# Recorded information:
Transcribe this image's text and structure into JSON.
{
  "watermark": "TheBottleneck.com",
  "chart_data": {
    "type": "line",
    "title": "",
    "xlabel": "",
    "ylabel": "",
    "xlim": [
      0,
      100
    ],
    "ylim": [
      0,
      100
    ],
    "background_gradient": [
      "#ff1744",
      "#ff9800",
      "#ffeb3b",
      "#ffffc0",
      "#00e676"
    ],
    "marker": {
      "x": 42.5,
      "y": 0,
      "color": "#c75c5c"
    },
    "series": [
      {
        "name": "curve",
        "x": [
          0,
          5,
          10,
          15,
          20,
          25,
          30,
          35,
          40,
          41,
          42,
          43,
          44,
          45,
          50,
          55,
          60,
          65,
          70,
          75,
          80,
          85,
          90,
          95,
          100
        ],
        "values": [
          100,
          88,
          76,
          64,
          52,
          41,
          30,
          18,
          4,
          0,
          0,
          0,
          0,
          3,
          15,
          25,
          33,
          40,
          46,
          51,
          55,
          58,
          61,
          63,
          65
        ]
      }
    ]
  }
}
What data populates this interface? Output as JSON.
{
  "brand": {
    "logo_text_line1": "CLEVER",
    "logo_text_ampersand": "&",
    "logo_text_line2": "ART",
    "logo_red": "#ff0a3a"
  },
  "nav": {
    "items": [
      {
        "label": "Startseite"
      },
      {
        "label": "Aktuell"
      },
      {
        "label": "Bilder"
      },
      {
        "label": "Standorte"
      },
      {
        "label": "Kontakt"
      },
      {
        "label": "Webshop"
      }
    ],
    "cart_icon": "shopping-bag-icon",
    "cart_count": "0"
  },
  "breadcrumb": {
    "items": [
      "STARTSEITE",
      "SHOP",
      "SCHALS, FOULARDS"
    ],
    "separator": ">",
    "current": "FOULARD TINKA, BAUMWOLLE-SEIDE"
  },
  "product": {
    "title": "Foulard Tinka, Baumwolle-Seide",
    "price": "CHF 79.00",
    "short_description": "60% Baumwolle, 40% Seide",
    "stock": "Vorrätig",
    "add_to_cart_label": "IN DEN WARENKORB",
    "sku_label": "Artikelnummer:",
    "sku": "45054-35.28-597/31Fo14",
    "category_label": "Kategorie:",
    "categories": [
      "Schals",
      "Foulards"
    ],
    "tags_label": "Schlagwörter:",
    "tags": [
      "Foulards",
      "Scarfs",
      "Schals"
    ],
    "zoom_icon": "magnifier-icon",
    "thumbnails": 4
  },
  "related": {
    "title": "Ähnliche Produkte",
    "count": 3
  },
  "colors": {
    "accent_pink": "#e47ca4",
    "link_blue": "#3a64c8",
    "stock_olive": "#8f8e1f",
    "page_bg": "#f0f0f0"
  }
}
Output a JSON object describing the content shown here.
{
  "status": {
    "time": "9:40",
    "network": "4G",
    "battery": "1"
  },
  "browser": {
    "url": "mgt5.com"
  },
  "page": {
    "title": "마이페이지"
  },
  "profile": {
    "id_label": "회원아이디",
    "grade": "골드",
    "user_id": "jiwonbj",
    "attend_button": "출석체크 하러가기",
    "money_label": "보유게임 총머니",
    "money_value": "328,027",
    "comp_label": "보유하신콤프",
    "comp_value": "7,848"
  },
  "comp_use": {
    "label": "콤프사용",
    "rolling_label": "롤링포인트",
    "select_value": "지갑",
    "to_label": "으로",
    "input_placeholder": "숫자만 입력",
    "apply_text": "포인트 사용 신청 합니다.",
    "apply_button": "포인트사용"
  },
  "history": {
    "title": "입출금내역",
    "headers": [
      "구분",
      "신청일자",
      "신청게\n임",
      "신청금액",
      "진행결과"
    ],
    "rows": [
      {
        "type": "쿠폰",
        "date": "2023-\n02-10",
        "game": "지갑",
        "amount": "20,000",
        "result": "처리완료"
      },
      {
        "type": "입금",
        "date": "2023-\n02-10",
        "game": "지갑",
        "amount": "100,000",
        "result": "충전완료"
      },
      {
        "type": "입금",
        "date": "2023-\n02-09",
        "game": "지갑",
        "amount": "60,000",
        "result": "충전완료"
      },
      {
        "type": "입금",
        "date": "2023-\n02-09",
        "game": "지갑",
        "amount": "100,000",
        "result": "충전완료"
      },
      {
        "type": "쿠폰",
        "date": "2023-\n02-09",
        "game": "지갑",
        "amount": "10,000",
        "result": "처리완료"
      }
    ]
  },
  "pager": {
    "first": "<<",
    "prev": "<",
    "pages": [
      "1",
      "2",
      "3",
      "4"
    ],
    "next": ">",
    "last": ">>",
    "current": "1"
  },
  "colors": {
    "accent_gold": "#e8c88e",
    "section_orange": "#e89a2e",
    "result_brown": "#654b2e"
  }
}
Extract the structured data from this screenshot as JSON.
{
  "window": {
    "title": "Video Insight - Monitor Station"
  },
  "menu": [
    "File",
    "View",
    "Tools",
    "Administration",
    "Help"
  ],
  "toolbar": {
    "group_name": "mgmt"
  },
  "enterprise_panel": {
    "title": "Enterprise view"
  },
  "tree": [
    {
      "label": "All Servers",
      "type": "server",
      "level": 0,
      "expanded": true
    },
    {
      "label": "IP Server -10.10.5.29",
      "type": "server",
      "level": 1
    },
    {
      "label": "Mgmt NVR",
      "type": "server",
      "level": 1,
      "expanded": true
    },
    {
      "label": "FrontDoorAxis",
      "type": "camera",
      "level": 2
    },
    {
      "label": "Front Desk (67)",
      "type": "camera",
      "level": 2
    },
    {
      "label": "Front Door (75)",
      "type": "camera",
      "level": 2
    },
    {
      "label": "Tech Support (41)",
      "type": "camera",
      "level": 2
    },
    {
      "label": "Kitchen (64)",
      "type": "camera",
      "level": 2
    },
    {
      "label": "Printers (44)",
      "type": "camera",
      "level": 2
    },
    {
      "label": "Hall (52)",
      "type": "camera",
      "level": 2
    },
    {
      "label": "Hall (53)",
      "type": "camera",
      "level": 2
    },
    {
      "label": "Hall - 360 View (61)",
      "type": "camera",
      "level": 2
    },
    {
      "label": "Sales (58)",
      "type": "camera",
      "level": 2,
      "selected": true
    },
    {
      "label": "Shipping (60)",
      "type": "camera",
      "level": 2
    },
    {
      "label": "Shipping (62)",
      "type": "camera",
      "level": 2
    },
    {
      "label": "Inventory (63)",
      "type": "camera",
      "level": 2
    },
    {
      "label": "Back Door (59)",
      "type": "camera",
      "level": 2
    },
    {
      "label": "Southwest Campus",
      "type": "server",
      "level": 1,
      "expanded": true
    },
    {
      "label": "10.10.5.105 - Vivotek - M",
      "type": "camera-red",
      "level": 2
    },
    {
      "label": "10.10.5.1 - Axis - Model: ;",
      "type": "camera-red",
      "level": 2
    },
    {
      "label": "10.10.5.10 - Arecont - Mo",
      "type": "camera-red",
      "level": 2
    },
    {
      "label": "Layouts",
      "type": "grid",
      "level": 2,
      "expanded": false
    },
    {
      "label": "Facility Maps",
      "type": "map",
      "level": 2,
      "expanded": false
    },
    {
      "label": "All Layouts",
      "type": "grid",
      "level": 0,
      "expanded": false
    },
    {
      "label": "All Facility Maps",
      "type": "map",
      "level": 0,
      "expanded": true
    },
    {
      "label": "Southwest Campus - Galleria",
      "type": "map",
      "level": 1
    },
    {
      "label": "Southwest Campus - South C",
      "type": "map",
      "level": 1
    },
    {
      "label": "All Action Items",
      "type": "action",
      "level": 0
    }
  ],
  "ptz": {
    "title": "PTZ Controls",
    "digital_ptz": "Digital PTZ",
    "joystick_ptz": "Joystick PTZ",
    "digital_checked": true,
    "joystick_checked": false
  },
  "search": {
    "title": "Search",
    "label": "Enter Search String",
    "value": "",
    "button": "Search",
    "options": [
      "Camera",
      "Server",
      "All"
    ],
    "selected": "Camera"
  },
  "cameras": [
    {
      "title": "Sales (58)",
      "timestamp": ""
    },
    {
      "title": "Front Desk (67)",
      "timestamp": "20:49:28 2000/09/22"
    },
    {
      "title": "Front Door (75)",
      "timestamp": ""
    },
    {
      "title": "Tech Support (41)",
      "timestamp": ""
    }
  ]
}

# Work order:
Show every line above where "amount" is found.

# Problem solution:
        "amount": "20,000",
        "amount": "100,000",
        "amount": "60,000",
        "amount": "100,000",
        "amount": "10,000",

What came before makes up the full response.